WORK ITEM:
When you give the entries again, keep every word as it stands and drop the pictures.

(Data about app and page elements)

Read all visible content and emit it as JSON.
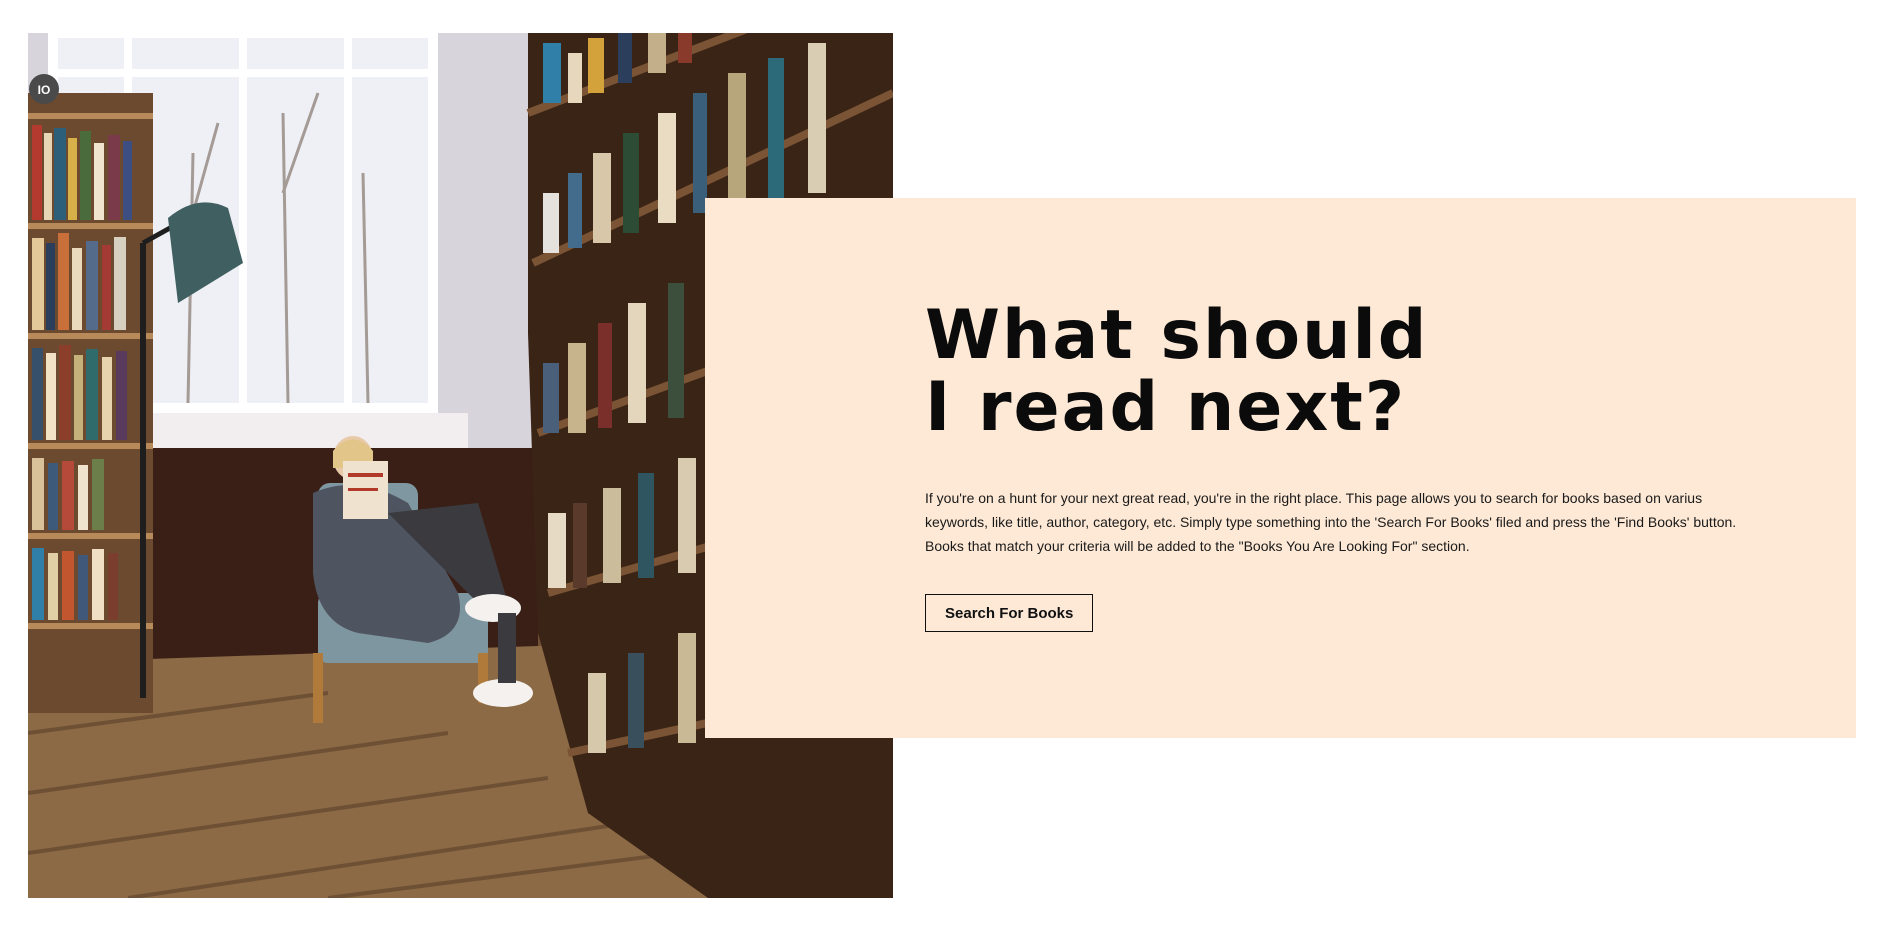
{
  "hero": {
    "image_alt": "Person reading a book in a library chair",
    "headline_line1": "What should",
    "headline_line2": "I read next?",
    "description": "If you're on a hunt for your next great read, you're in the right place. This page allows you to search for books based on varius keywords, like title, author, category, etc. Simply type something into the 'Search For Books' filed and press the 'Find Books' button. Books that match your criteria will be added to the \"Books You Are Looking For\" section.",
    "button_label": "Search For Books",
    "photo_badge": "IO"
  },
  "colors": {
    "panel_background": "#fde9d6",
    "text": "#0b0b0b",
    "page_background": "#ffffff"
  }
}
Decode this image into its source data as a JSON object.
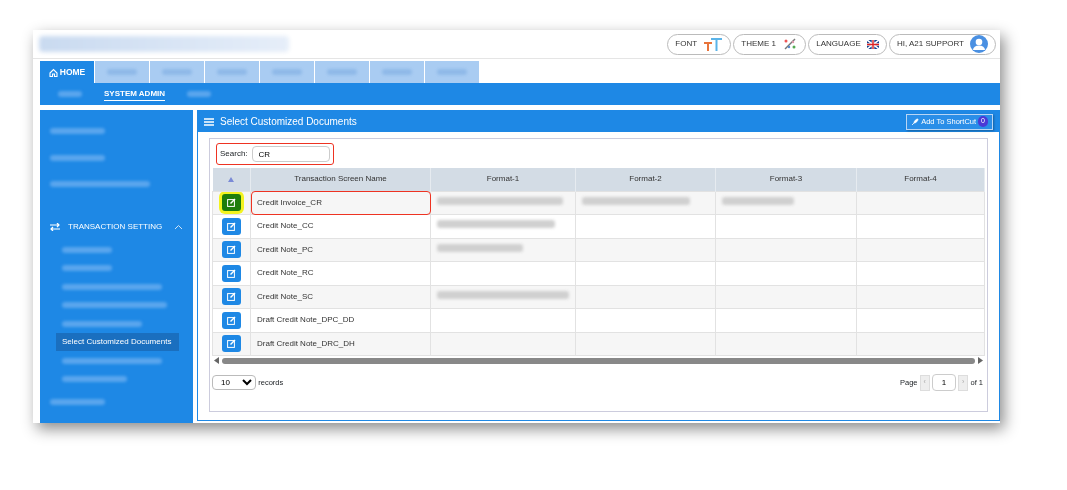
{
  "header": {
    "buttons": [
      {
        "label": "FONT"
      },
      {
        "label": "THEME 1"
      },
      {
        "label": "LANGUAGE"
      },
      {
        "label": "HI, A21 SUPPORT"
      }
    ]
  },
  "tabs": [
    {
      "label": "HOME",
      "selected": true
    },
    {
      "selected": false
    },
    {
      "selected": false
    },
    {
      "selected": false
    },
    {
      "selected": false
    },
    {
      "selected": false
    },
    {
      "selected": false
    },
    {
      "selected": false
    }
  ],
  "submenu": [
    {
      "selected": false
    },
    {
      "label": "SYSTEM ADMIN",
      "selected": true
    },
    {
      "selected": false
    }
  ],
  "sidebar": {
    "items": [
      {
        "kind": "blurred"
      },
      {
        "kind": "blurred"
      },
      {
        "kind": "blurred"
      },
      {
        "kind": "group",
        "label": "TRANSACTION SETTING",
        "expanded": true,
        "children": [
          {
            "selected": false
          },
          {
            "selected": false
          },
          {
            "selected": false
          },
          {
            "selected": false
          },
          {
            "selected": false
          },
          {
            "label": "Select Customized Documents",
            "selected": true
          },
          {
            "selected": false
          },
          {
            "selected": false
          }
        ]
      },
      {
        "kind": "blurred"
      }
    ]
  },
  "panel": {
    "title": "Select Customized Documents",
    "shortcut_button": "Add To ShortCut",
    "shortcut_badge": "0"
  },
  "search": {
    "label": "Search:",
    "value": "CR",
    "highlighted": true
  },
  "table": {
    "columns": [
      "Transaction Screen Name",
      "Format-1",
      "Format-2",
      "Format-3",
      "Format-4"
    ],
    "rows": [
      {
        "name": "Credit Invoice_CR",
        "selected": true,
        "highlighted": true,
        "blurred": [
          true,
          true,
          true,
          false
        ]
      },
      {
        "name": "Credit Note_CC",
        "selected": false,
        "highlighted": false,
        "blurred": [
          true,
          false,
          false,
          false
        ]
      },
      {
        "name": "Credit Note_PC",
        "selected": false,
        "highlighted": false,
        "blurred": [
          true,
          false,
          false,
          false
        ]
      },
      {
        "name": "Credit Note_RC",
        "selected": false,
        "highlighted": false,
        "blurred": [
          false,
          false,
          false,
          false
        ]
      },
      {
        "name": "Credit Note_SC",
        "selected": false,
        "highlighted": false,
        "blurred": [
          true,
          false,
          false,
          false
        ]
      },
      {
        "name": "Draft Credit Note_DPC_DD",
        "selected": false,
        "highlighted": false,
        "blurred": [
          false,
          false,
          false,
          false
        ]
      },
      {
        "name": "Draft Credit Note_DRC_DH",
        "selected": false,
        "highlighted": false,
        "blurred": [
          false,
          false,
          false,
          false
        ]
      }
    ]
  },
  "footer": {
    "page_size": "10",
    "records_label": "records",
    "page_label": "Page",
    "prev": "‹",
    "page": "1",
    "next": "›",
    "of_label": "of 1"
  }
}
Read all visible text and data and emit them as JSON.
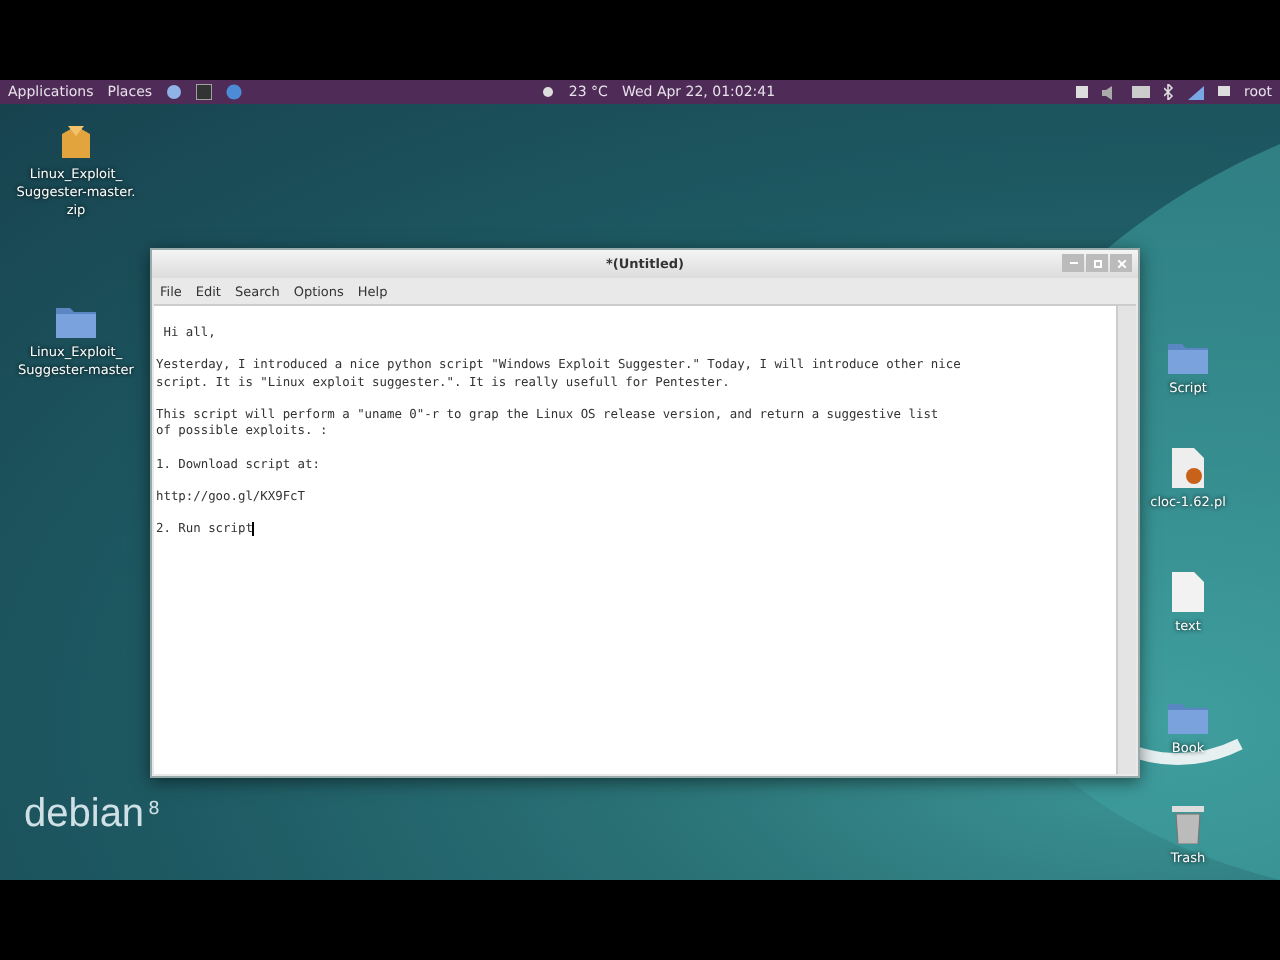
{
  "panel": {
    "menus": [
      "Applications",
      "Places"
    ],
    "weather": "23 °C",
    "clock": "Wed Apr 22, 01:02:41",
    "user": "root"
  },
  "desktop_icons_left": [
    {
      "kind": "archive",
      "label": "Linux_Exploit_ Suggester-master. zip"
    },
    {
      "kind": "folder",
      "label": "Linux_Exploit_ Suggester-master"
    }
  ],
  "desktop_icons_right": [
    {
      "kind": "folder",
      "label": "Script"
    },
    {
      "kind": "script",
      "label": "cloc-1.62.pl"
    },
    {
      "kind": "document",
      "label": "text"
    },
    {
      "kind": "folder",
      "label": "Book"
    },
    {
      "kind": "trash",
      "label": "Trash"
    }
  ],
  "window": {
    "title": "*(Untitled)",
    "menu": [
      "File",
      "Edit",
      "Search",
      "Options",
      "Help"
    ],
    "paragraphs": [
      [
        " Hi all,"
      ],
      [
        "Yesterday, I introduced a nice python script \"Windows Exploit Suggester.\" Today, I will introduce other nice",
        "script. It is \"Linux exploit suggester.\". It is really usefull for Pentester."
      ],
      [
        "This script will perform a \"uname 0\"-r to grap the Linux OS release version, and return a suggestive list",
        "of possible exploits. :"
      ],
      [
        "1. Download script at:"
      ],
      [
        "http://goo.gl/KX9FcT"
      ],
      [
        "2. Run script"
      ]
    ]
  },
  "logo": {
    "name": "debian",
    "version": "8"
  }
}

TASK RESULT:
Read all visible content and emit it as JSON.
{
  "hero": {
    "image_alt": "Person reading a book in a library chair",
    "headline_line1": "What should",
    "headline_line2": "I read next?",
    "description": "If you're on a hunt for your next great read, you're in the right place. This page allows you to search for books based on varius keywords, like title, author, category, etc. Simply type something into the 'Search For Books' filed and press the 'Find Books' button. Books that match your criteria will be added to the \"Books You Are Looking For\" section.",
    "button_label": "Search For Books",
    "photo_badge": "IO"
  },
  "colors": {
    "panel_background": "#fde9d6",
    "text": "#0b0b0b",
    "page_background": "#ffffff"
  }
}
Decode this image into its source data as a JSON object.
{
  "header": {
    "buttons": [
      {
        "label": "FONT"
      },
      {
        "label": "THEME 1"
      },
      {
        "label": "LANGUAGE"
      },
      {
        "label": "HI, A21 SUPPORT"
      }
    ]
  },
  "tabs": [
    {
      "label": "HOME",
      "selected": true
    },
    {
      "selected": false
    },
    {
      "selected": false
    },
    {
      "selected": false
    },
    {
      "selected": false
    },
    {
      "selected": false
    },
    {
      "selected": false
    },
    {
      "selected": false
    }
  ],
  "submenu": [
    {
      "selected": false
    },
    {
      "label": "SYSTEM ADMIN",
      "selected": true
    },
    {
      "selected": false
    }
  ],
  "sidebar": {
    "items": [
      {
        "kind": "blurred"
      },
      {
        "kind": "blurred"
      },
      {
        "kind": "blurred"
      },
      {
        "kind": "group",
        "label": "TRANSACTION SETTING",
        "expanded": true,
        "children": [
          {
            "selected": false
          },
          {
            "selected": false
          },
          {
            "selected": false
          },
          {
            "selected": false
          },
          {
            "selected": false
          },
          {
            "label": "Select Customized Documents",
            "selected": true
          },
          {
            "selected": false
          },
          {
            "selected": false
          }
        ]
      },
      {
        "kind": "blurred"
      }
    ]
  },
  "panel": {
    "title": "Select Customized Documents",
    "shortcut_button": "Add To ShortCut",
    "shortcut_badge": "0"
  },
  "search": {
    "label": "Search:",
    "value": "CR",
    "highlighted": true
  },
  "table": {
    "columns": [
      "Transaction Screen Name",
      "Format-1",
      "Format-2",
      "Format-3",
      "Format-4"
    ],
    "rows": [
      {
        "name": "Credit Invoice_CR",
        "selected": true,
        "highlighted": true,
        "blurred": [
          true,
          true,
          true,
          false
        ]
      },
      {
        "name": "Credit Note_CC",
        "selected": false,
        "highlighted": false,
        "blurred": [
          true,
          false,
          false,
          false
        ]
      },
      {
        "name": "Credit Note_PC",
        "selected": false,
        "highlighted": false,
        "blurred": [
          true,
          false,
          false,
          false
        ]
      },
      {
        "name": "Credit Note_RC",
        "selected": false,
        "highlighted": false,
        "blurred": [
          false,
          false,
          false,
          false
        ]
      },
      {
        "name": "Credit Note_SC",
        "selected": false,
        "highlighted": false,
        "blurred": [
          true,
          false,
          false,
          false
        ]
      },
      {
        "name": "Draft Credit Note_DPC_DD",
        "selected": false,
        "highlighted": false,
        "blurred": [
          false,
          false,
          false,
          false
        ]
      },
      {
        "name": "Draft Credit Note_DRC_DH",
        "selected": false,
        "highlighted": false,
        "blurred": [
          false,
          false,
          false,
          false
        ]
      }
    ]
  },
  "footer": {
    "page_size": "10",
    "records_label": "records",
    "page_label": "Page",
    "prev": "‹",
    "page": "1",
    "next": "›",
    "of_label": "of 1"
  }
}
Read all visible text and data and emit them as JSON.
{
  "panel": {
    "menus": [
      "Applications",
      "Places"
    ],
    "weather": "23 °C",
    "clock": "Wed Apr 22, 01:02:41",
    "user": "root"
  },
  "desktop_icons_left": [
    {
      "kind": "archive",
      "label": "Linux_Exploit_ Suggester-master. zip"
    },
    {
      "kind": "folder",
      "label": "Linux_Exploit_ Suggester-master"
    }
  ],
  "desktop_icons_right": [
    {
      "kind": "folder",
      "label": "Script"
    },
    {
      "kind": "script",
      "label": "cloc-1.62.pl"
    },
    {
      "kind": "document",
      "label": "text"
    },
    {
      "kind": "folder",
      "label": "Book"
    },
    {
      "kind": "trash",
      "label": "Trash"
    }
  ],
  "window": {
    "title": "*(Untitled)",
    "menu": [
      "File",
      "Edit",
      "Search",
      "Options",
      "Help"
    ],
    "paragraphs": [
      [
        " Hi all,"
      ],
      [
        "Yesterday, I introduced a nice python script \"Windows Exploit Suggester.\" Today, I will introduce other nice",
        "script. It is \"Linux exploit suggester.\". It is really usefull for Pentester."
      ],
      [
        "This script will perform a \"uname 0\"-r to grap the Linux OS release version, and return a suggestive list",
        "of possible exploits. :"
      ],
      [
        "1. Download script at:"
      ],
      [
        "http://goo.gl/KX9FcT"
      ],
      [
        "2. Run script"
      ]
    ]
  },
  "logo": {
    "name": "debian",
    "version": "8"
  }
}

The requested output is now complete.